AN ANGLO-SAXON helmet, a Viking arm ring and a Second World War Halifax Bomber are just some of the artefacts that tell the story of North Yorkshire’s history, according to a new project.

Ten items of varying shapes and sizes have been selected to outline the history of the county as part of a national project entitled A History Of The World.

It was developed by the British Museum, 350 museums across the country and the BBC.

The items include a rare Egyptian mask of Anubis, and Russian Imperial Cufflinks, held at the Royal Pump Room Museum in Harrogate; and the sketch of the Resolution, in the Captain Cook Memorial Museum in Whitby, as well as the Halifax Bomber at the Yorkshire Air Museum in Elvington, and six items in York.

Janet Barnes, chief executive of York Museums Trust, said: “Museums in North Yorkshire have fantastic collections from all over the globe and from every period in history.

“This is a wonderful opportunity for people to discover more about our area and our place in the world through objects that are in the region’s museums." Six of the ten artefacts are on display at museums in York, including:

• A fifth century Anglo-Saxon helmet, the York Helmet.

• The 15th century Middleham Jewel, a pendant that was made by one of the finest medieval goldsmiths.

• Part of the tomb of Archbishop of York William Fitzherbert which was buried in about 1541 to protect it from King Henry VIII’s reformation.

• A Viking gold arm ring which was given to powerful lords to secure allegiance from their followers.

• A Rowntree tin of cocoa which was taken by Sir Ernest Shackleton during his failed attempt to reach the South Pole in 1909.

• The statue head of Roman Emperor Constantine the Great, who was proclaimed emperor in 306AD while in York on a military campaign.

Visitors will be able to see the objects at museums across York where exhibitions will be held to celebrate during February half-term week.

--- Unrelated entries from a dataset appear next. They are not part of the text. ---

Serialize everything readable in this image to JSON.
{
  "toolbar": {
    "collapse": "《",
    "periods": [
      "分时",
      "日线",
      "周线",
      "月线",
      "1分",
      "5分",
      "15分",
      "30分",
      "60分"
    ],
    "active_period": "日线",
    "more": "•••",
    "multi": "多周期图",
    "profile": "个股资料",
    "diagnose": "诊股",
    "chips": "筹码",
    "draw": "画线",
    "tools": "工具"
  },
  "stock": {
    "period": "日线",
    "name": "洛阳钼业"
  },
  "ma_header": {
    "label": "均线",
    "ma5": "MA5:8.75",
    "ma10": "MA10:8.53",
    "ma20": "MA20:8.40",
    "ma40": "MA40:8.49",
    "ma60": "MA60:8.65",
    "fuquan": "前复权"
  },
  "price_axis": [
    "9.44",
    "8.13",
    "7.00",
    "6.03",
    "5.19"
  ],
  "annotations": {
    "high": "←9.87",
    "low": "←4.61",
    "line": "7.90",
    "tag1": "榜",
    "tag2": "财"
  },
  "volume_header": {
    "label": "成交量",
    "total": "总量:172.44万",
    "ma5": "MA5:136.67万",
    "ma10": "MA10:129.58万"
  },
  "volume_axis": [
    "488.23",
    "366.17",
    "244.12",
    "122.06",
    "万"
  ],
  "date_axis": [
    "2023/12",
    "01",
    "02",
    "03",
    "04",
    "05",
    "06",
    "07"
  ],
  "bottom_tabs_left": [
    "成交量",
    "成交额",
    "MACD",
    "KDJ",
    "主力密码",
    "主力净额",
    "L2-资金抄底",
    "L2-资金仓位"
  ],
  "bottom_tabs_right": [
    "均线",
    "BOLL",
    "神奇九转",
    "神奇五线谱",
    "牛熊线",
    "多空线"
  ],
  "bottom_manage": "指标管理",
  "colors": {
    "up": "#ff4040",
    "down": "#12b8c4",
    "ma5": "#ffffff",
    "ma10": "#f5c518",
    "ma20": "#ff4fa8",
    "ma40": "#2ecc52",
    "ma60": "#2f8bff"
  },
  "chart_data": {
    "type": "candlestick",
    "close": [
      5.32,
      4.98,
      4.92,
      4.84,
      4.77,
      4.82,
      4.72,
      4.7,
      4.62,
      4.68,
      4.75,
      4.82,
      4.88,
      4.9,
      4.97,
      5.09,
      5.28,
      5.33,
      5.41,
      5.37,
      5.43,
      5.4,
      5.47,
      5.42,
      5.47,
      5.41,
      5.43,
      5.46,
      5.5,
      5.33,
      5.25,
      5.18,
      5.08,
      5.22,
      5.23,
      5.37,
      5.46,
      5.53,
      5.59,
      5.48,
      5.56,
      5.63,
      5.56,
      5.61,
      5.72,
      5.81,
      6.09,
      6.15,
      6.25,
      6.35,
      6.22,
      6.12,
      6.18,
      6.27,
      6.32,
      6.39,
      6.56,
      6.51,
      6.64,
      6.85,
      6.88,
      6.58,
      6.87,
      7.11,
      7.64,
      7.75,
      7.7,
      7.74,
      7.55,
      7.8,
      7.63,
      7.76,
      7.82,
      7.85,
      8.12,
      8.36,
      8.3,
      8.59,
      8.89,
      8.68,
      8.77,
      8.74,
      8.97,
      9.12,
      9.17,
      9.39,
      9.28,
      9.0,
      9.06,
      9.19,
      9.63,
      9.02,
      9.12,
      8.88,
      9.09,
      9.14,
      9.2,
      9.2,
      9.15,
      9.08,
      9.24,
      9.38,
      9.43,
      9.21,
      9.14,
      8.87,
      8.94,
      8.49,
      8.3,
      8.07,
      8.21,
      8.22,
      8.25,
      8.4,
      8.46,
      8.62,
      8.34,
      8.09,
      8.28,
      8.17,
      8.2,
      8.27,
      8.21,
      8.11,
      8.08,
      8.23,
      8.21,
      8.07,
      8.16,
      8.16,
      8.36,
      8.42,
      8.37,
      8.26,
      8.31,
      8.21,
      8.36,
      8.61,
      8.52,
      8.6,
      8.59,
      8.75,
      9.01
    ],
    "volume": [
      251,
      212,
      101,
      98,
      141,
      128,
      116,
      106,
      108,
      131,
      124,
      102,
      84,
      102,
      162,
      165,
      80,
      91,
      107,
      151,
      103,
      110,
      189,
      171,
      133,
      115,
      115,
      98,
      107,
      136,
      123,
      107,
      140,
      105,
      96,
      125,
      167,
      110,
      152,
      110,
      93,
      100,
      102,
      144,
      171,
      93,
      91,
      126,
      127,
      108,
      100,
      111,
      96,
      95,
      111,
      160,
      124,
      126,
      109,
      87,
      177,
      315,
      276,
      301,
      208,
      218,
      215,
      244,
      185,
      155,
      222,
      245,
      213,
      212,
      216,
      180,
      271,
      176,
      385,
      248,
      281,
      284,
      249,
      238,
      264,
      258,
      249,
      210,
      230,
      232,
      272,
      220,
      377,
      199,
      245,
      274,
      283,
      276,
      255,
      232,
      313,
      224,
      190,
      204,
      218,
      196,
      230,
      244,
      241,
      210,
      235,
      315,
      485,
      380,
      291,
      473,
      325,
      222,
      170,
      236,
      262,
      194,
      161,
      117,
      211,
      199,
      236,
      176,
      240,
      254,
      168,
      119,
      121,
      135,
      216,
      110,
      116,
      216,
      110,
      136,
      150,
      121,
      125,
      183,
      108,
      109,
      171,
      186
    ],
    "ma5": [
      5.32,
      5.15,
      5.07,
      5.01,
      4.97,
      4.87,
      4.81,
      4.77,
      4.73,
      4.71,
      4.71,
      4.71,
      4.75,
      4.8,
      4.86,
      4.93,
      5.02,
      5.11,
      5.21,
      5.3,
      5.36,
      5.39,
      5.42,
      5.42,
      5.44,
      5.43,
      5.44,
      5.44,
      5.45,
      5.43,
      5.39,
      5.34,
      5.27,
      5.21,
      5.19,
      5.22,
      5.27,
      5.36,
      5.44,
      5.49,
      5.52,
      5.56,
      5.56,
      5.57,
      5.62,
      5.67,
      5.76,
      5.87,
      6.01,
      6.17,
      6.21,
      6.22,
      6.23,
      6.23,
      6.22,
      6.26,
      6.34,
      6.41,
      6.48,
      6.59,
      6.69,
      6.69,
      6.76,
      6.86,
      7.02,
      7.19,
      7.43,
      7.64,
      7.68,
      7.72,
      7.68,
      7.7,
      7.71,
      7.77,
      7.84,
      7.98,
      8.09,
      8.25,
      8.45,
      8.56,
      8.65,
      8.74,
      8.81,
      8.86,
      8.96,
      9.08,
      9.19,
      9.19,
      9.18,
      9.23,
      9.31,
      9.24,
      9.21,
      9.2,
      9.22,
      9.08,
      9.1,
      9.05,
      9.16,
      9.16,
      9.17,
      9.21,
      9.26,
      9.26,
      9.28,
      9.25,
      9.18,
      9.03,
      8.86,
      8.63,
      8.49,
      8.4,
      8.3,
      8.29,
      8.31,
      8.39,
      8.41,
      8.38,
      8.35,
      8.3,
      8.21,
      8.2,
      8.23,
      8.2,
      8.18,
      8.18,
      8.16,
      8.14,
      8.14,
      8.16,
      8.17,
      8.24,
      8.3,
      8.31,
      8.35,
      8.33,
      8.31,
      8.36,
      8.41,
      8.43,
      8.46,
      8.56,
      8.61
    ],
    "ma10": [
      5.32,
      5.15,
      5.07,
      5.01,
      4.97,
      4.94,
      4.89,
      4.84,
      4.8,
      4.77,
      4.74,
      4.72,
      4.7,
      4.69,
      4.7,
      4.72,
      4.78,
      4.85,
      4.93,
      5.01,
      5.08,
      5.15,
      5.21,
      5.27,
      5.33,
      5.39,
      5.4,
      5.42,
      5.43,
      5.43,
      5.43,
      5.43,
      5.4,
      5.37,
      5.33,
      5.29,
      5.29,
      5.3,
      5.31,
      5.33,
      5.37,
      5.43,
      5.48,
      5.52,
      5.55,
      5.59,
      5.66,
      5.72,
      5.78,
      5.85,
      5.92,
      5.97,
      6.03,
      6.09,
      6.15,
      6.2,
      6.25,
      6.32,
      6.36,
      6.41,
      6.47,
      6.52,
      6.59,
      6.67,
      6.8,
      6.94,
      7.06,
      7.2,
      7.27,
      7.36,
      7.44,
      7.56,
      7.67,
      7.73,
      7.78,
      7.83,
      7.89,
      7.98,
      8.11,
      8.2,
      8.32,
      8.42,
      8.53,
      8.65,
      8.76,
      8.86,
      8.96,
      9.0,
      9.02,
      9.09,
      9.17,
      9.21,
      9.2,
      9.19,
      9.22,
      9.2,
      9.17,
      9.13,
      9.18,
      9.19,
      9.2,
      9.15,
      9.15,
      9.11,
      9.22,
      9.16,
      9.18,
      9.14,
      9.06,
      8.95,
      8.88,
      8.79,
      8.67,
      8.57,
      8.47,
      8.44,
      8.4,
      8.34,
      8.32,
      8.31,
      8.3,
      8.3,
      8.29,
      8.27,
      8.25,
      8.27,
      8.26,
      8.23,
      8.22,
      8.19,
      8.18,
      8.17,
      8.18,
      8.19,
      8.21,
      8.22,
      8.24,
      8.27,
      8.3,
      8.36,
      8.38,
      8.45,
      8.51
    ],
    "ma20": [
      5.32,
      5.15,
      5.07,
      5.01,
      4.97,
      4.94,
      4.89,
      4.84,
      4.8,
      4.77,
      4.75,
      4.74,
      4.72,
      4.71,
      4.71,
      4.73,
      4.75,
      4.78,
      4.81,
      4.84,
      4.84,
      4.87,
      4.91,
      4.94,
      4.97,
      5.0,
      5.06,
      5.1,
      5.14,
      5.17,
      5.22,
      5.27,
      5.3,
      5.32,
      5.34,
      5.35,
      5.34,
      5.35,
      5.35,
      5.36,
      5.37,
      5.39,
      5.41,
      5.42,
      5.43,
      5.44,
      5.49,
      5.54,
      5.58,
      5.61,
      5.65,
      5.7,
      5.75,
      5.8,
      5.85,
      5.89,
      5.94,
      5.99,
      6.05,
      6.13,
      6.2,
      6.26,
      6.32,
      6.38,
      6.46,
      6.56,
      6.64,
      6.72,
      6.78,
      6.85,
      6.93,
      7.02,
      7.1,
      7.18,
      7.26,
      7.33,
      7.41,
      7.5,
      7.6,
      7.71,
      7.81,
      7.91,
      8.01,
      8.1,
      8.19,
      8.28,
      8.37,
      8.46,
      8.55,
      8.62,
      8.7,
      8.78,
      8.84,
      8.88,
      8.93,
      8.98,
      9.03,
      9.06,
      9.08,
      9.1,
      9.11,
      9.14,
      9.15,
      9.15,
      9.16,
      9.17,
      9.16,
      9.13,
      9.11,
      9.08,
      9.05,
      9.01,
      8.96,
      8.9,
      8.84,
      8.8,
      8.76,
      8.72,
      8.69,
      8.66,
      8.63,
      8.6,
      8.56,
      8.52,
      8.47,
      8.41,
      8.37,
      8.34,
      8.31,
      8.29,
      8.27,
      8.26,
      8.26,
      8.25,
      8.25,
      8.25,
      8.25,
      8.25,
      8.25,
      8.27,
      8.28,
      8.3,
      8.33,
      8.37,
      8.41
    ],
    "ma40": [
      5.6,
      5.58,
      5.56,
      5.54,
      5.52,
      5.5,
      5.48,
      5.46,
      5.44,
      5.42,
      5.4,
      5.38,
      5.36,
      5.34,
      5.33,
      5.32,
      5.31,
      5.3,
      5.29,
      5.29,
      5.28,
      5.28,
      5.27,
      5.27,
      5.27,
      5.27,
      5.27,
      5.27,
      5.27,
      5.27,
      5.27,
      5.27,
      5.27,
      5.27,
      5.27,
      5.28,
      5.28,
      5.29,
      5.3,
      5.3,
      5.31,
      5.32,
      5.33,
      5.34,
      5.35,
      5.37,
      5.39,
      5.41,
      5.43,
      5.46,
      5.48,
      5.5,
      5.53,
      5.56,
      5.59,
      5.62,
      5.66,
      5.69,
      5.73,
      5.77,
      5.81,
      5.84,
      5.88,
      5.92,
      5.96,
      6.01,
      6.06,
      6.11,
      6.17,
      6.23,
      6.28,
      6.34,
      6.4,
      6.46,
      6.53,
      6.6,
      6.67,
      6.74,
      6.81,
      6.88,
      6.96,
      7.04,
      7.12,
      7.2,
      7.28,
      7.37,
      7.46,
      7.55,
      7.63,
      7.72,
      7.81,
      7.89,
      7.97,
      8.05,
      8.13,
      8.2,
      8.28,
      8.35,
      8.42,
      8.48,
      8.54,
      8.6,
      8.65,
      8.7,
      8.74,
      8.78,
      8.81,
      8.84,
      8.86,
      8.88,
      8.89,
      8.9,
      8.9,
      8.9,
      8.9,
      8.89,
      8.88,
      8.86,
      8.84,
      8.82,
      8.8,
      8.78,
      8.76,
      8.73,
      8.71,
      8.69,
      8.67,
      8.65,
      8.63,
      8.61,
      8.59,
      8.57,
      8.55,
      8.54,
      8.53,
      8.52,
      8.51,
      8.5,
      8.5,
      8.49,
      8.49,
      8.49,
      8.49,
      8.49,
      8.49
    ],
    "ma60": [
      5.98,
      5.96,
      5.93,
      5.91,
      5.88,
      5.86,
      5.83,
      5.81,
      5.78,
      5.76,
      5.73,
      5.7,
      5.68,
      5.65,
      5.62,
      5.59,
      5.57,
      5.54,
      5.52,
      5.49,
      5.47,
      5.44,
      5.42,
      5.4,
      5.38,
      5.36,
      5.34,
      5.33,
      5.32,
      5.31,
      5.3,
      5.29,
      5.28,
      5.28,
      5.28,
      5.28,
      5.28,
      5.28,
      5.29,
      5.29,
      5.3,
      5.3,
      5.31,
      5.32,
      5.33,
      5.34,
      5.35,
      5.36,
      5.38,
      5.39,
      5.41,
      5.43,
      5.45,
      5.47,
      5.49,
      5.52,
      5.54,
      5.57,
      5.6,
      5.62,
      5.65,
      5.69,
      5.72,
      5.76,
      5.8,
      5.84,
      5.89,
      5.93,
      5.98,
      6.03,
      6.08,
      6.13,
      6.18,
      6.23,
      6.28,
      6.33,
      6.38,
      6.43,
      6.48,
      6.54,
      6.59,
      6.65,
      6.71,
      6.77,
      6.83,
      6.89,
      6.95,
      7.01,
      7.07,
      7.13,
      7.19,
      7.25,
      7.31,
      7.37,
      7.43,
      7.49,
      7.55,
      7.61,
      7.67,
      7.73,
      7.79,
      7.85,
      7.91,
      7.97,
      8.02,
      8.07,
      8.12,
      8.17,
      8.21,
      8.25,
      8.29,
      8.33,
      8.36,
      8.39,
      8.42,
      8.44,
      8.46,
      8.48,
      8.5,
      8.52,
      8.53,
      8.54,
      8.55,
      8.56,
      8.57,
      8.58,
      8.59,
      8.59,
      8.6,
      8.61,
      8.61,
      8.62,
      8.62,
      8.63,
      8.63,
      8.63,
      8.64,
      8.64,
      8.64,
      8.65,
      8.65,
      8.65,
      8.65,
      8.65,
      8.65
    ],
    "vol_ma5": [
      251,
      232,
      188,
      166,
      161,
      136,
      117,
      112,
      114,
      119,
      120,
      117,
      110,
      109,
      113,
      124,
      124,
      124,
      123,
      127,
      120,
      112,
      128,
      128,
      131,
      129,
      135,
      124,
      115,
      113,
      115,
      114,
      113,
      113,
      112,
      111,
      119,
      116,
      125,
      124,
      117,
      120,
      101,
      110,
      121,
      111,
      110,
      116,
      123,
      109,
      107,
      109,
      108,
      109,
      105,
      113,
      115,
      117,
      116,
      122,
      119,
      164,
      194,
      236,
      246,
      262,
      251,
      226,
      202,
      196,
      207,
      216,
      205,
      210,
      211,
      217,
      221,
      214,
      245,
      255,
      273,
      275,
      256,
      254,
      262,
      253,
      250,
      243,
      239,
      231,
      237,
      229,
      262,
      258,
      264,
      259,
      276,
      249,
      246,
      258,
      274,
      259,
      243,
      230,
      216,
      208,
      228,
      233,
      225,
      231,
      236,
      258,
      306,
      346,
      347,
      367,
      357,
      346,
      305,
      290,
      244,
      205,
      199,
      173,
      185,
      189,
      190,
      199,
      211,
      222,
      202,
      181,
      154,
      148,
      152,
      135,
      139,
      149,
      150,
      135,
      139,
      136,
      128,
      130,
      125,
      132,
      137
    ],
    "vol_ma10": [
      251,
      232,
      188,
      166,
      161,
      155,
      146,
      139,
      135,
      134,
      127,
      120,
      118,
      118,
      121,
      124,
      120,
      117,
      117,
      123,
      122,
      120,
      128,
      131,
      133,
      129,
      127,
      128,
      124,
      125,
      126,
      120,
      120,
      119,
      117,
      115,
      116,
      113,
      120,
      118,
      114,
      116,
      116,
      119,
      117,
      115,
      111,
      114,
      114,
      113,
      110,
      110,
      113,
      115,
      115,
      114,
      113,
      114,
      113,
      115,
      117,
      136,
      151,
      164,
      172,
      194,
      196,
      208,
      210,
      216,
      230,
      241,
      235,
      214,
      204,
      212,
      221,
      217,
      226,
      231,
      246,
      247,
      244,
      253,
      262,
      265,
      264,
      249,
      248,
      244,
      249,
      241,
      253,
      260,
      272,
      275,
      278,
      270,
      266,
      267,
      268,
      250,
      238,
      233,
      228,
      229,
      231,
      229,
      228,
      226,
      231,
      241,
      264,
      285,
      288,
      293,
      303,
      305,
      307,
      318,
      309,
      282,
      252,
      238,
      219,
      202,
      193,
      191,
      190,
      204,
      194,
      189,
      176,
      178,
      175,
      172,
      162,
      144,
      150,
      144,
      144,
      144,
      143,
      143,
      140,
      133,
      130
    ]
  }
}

A separate event will also feature at York Air Museum on February 19.

The ten objects were chosen by the Yorkshire Museum's Trust in conjunction with Radio York. To find out more log on to